SUPPLIED MATERIAL ->
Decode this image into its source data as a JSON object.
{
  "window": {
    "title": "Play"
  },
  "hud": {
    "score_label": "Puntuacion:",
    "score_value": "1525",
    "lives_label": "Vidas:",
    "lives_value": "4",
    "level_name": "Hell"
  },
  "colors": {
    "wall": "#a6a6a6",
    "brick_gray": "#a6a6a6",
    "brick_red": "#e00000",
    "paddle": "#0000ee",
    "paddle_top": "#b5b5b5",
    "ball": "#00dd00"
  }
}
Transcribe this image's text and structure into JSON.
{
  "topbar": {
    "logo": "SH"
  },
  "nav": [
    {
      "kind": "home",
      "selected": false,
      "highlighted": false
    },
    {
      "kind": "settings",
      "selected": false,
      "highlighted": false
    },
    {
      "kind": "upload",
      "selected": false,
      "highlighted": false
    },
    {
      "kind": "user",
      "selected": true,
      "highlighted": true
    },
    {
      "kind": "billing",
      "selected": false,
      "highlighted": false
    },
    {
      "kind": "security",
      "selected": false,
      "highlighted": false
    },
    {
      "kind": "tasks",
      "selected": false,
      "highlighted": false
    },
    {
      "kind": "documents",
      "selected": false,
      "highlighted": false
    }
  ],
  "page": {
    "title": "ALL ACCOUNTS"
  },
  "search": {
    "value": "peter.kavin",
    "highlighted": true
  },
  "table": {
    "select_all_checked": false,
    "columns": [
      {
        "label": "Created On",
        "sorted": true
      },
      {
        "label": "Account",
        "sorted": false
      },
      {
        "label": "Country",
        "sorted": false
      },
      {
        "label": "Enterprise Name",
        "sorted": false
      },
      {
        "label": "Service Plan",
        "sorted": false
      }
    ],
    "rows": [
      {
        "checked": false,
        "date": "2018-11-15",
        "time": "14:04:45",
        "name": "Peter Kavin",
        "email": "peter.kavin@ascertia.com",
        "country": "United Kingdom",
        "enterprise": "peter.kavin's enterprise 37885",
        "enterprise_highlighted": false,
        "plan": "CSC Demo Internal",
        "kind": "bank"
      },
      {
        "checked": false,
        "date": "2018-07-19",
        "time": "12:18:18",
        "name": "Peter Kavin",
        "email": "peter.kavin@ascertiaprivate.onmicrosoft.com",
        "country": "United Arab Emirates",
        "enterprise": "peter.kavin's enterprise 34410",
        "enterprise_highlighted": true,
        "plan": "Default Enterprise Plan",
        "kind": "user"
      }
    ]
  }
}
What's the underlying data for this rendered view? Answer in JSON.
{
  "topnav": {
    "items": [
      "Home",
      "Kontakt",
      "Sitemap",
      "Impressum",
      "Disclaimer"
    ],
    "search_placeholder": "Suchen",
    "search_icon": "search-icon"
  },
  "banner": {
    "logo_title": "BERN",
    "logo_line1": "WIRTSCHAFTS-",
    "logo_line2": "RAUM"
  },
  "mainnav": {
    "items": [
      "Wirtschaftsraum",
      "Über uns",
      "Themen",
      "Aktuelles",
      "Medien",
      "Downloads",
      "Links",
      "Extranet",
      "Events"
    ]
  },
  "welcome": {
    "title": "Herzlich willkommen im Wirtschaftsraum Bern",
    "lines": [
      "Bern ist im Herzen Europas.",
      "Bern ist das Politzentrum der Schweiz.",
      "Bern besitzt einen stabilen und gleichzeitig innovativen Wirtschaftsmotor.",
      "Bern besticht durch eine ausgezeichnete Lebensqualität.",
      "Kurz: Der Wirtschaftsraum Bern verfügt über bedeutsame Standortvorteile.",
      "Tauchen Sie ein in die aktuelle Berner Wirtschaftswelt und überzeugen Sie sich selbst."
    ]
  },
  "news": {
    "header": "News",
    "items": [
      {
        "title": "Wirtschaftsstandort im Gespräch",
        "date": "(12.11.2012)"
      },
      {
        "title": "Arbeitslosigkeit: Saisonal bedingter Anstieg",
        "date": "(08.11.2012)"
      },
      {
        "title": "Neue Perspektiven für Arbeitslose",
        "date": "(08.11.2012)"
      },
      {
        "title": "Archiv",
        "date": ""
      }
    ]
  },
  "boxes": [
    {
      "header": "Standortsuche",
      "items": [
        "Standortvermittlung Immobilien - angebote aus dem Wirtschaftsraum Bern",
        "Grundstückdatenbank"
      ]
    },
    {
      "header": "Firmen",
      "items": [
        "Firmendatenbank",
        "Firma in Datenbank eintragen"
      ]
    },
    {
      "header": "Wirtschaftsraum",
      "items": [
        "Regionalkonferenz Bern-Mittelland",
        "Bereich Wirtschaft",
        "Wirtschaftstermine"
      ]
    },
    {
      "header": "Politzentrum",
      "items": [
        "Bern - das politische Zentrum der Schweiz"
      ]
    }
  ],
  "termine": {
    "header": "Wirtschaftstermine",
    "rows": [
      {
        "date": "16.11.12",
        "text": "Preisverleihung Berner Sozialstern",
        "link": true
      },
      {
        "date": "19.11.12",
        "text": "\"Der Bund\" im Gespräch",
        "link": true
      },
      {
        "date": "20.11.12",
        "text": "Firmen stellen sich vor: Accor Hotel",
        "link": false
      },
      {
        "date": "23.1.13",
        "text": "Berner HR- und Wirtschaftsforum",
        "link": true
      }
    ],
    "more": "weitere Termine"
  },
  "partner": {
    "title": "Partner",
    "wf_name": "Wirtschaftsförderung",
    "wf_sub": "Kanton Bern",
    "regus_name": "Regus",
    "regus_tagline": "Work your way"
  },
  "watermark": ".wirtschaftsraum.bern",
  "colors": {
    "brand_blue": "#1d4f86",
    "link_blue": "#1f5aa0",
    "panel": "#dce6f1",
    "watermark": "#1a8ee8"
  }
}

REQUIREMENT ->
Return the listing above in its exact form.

SOLUTION ->
Decode this image into its source data as a JSON object.
{
  "window": {
    "title": "Play"
  },
  "hud": {
    "score_label": "Puntuacion:",
    "score_value": "1525",
    "lives_label": "Vidas:",
    "lives_value": "4",
    "level_name": "Hell"
  },
  "colors": {
    "wall": "#a6a6a6",
    "brick_gray": "#a6a6a6",
    "brick_red": "#e00000",
    "paddle": "#0000ee",
    "paddle_top": "#b5b5b5",
    "ball": "#00dd00"
  }
}
Transcribe this image's text and structure into JSON.
{
  "topbar": {
    "logo": "SH"
  },
  "nav": [
    {
      "kind": "home",
      "selected": false,
      "highlighted": false
    },
    {
      "kind": "settings",
      "selected": false,
      "highlighted": false
    },
    {
      "kind": "upload",
      "selected": false,
      "highlighted": false
    },
    {
      "kind": "user",
      "selected": true,
      "highlighted": true
    },
    {
      "kind": "billing",
      "selected": false,
      "highlighted": false
    },
    {
      "kind": "security",
      "selected": false,
      "highlighted": false
    },
    {
      "kind": "tasks",
      "selected": false,
      "highlighted": false
    },
    {
      "kind": "documents",
      "selected": false,
      "highlighted": false
    }
  ],
  "page": {
    "title": "ALL ACCOUNTS"
  },
  "search": {
    "value": "peter.kavin",
    "highlighted": true
  },
  "table": {
    "select_all_checked": false,
    "columns": [
      {
        "label": "Created On",
        "sorted": true
      },
      {
        "label": "Account",
        "sorted": false
      },
      {
        "label": "Country",
        "sorted": false
      },
      {
        "label": "Enterprise Name",
        "sorted": false
      },
      {
        "label": "Service Plan",
        "sorted": false
      }
    ],
    "rows": [
      {
        "checked": false,
        "date": "2018-11-15",
        "time": "14:04:45",
        "name": "Peter Kavin",
        "email": "peter.kavin@ascertia.com",
        "country": "United Kingdom",
        "enterprise": "peter.kavin's enterprise 37885",
        "enterprise_highlighted": false,
        "plan": "CSC Demo Internal",
        "kind": "bank"
      },
      {
        "checked": false,
        "date": "2018-07-19",
        "time": "12:18:18",
        "name": "Peter Kavin",
        "email": "peter.kavin@ascertiaprivate.onmicrosoft.com",
        "country": "United Arab Emirates",
        "enterprise": "peter.kavin's enterprise 34410",
        "enterprise_highlighted": true,
        "plan": "Default Enterprise Plan",
        "kind": "user"
      }
    ]
  }
}
What's the underlying data for this rendered view? Answer in JSON.
{
  "topnav": {
    "items": [
      "Home",
      "Kontakt",
      "Sitemap",
      "Impressum",
      "Disclaimer"
    ],
    "search_placeholder": "Suchen",
    "search_icon": "search-icon"
  },
  "banner": {
    "logo_title": "BERN",
    "logo_line1": "WIRTSCHAFTS-",
    "logo_line2": "RAUM"
  },
  "mainnav": {
    "items": [
      "Wirtschaftsraum",
      "Über uns",
      "Themen",
      "Aktuelles",
      "Medien",
      "Downloads",
      "Links",
      "Extranet",
      "Events"
    ]
  },
  "welcome": {
    "title": "Herzlich willkommen im Wirtschaftsraum Bern",
    "lines": [
      "Bern ist im Herzen Europas.",
      "Bern ist das Politzentrum der Schweiz.",
      "Bern besitzt einen stabilen und gleichzeitig innovativen Wirtschaftsmotor.",
      "Bern besticht durch eine ausgezeichnete Lebensqualität.",
      "Kurz: Der Wirtschaftsraum Bern verfügt über bedeutsame Standortvorteile.",
      "Tauchen Sie ein in die aktuelle Berner Wirtschaftswelt und überzeugen Sie sich selbst."
    ]
  },
  "news": {
    "header": "News",
    "items": [
      {
        "title": "Wirtschaftsstandort im Gespräch",
        "date": "(12.11.2012)"
      },
      {
        "title": "Arbeitslosigkeit: Saisonal bedingter Anstieg",
        "date": "(08.11.2012)"
      },
      {
        "title": "Neue Perspektiven für Arbeitslose",
        "date": "(08.11.2012)"
      },
      {
        "title": "Archiv",
        "date": ""
      }
    ]
  },
  "boxes": [
    {
      "header": "Standortsuche",
      "items": [
        "Standortvermittlung Immobilien - angebote aus dem Wirtschaftsraum Bern",
        "Grundstückdatenbank"
      ]
    },
    {
      "header": "Firmen",
      "items": [
        "Firmendatenbank",
        "Firma in Datenbank eintragen"
      ]
    },
    {
      "header": "Wirtschaftsraum",
      "items": [
        "Regionalkonferenz Bern-Mittelland",
        "Bereich Wirtschaft",
        "Wirtschaftstermine"
      ]
    },
    {
      "header": "Politzentrum",
      "items": [
        "Bern - das politische Zentrum der Schweiz"
      ]
    }
  ],
  "termine": {
    "header": "Wirtschaftstermine",
    "rows": [
      {
        "date": "16.11.12",
        "text": "Preisverleihung Berner Sozialstern",
        "link": true
      },
      {
        "date": "19.11.12",
        "text": "\"Der Bund\" im Gespräch",
        "link": true
      },
      {
        "date": "20.11.12",
        "text": "Firmen stellen sich vor: Accor Hotel",
        "link": false
      },
      {
        "date": "23.1.13",
        "text": "Berner HR- und Wirtschaftsforum",
        "link": true
      }
    ],
    "more": "weitere Termine"
  },
  "partner": {
    "title": "Partner",
    "wf_name": "Wirtschaftsförderung",
    "wf_sub": "Kanton Bern",
    "regus_name": "Regus",
    "regus_tagline": "Work your way"
  },
  "watermark": ".wirtschaftsraum.bern",
  "colors": {
    "brand_blue": "#1d4f86",
    "link_blue": "#1f5aa0",
    "panel": "#dce6f1",
    "watermark": "#1a8ee8"
  }
}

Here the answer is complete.